Tag Archives: Kevin Wathen

“The Standard Short Long Drop” at The Vanguard, Camden

Rachel Garnet’s historical prison drama is a tidy play that offers a prism to look at crime and capital punishment. Set in 19th-century York, a man on death row is offered a reprieve if he will act as hangman for his cell mate. The dilemma arrives swiftly and the debate is an interesting exercise. 

Garnet’s skill as a writer along with strong performances and precise direction from Natasha Rickman ensure success. The key is taking gallows humour in a surprising direction – Garnet takes wit seriously. The funny remarks come from the characters’ deepest fears and beliefs. Ultimately, it is the humour that engenders the play’s humanity and makes it moving.

Prisoner Alistair’s dry logic, his apparent resignation, is contrasted with the naivety of his younger companion, Ludley. But we know one can’t be as calm as he seems and the other can’t be as stupid! Kevin Wathen gives a carefully layered performance as Alistair, making the character suitably imposing. Per Carminger is passionate and convincing as the “tender soul” Ludley. There’s tension in getting to know the men’s crimes and Garnet makes what they have done so satisfyingly complex, the play doesn’t deserve spoilers.

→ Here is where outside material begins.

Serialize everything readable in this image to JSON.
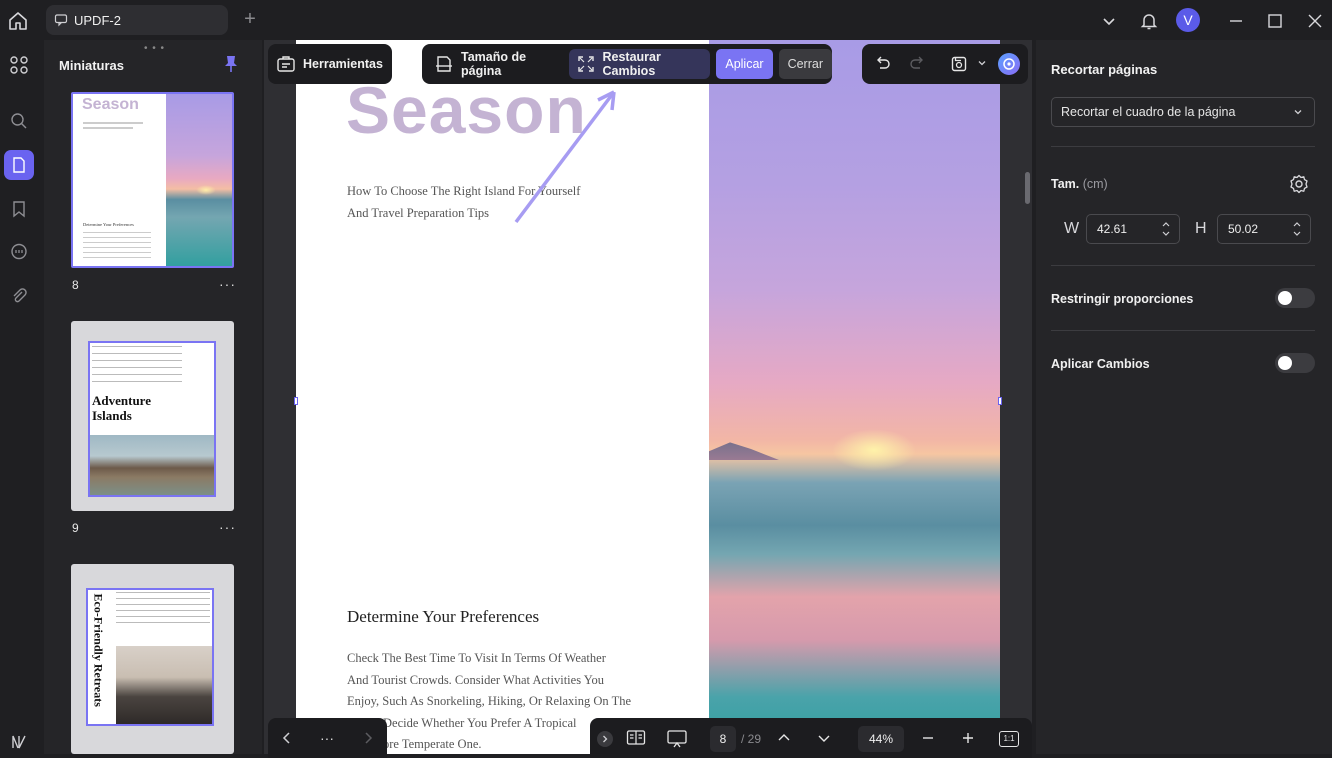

As for the history, without giving too much away, Garnet has a brilliantly light touch. One small query – the play might look more at religion, especially given the suggestion of Catholicism. A concern with class has suitably Victorian overtones but is given impressive urgency. There’s a passion in discussing factory conditions I don’t remember from my social and economic history classes – a real achievement.

We get to know the men as they get to know each other, Rickman complements the script while the performers relish the roles. Of course, it all makes Ludley’s task harder. That the victim tries to help might seem improbable but both characters see the play’s point – they are trapped in an evil system. Alistair becomes a teacher, but also counsellor, maybe even confessor, to his own executioner. There’s a sting in the piece that is planned, effective, and builds marvellously.

Until 22 October 2023

For tickets click here

“Monster” at the Park Theatre

Abigail Hood’s disturbing play works hard at being hard hitting. Tackling so much trauma – including the death of a child – ensures the drama is powerful. And the show is well performed, despite the bumpy script. But be prepared, the show is not for the faint hearted.

Kayleigh and Caitlin (Hood and Zoe Douglas) are schoolgirl lovers, and their affair is well depicted. Although they are both old for their age, with difficult backgrounds, Hood manages to remind us that they are still children. The girls are endearing and the humour is strong. But laughs stop quickly, and the play explodes in an exaggerated fashion.

An episodic structure, handled at a breakneck pace by director and dramaturg Kevin Tomlinson, feels horribly rushed. There’s little wrong with any of the scenes but all are so short that none quite satisfies. Secondary characters suffer. Although well performed by Gillian Kirkpatrick and Emma Keele, Kayleigh’s mother and a well-meaning schoolteacher do not convince. The former is a religious maniac/prostitute and the latter another victim of abuse seeking to “save” the young girl. Grim is fine, but sketchy proves frustrating.

Kevin Wathen

There is a welcome change of pace after the interval. A calmer approach brings more depth. Set after Kayleigh’s release from prison, the aftermath of her crime is examined in more detail.  The scenario is contrived and the dialogue clunky, even clichéd. But observing how events have changed all the characters leads to good performances (and, since he hasn’t been mentioned yet, Kevin Wathen has a superb scene).

Might there be a too much sympathy for the monster of the title? Kayleigh is a fascinating character, from a smart girl with “no filter” to a woman genuinely haunted by what she has done. Hood conveys all this superbly, with a depiction so determined to be empathetic that it becomes bold and raises interesting questions. Despite problems in the script, which never hold the cast back, it’s interesting and brave to face the monstrous like this.

Until 20 August 2022


Photos by Ben Wilkin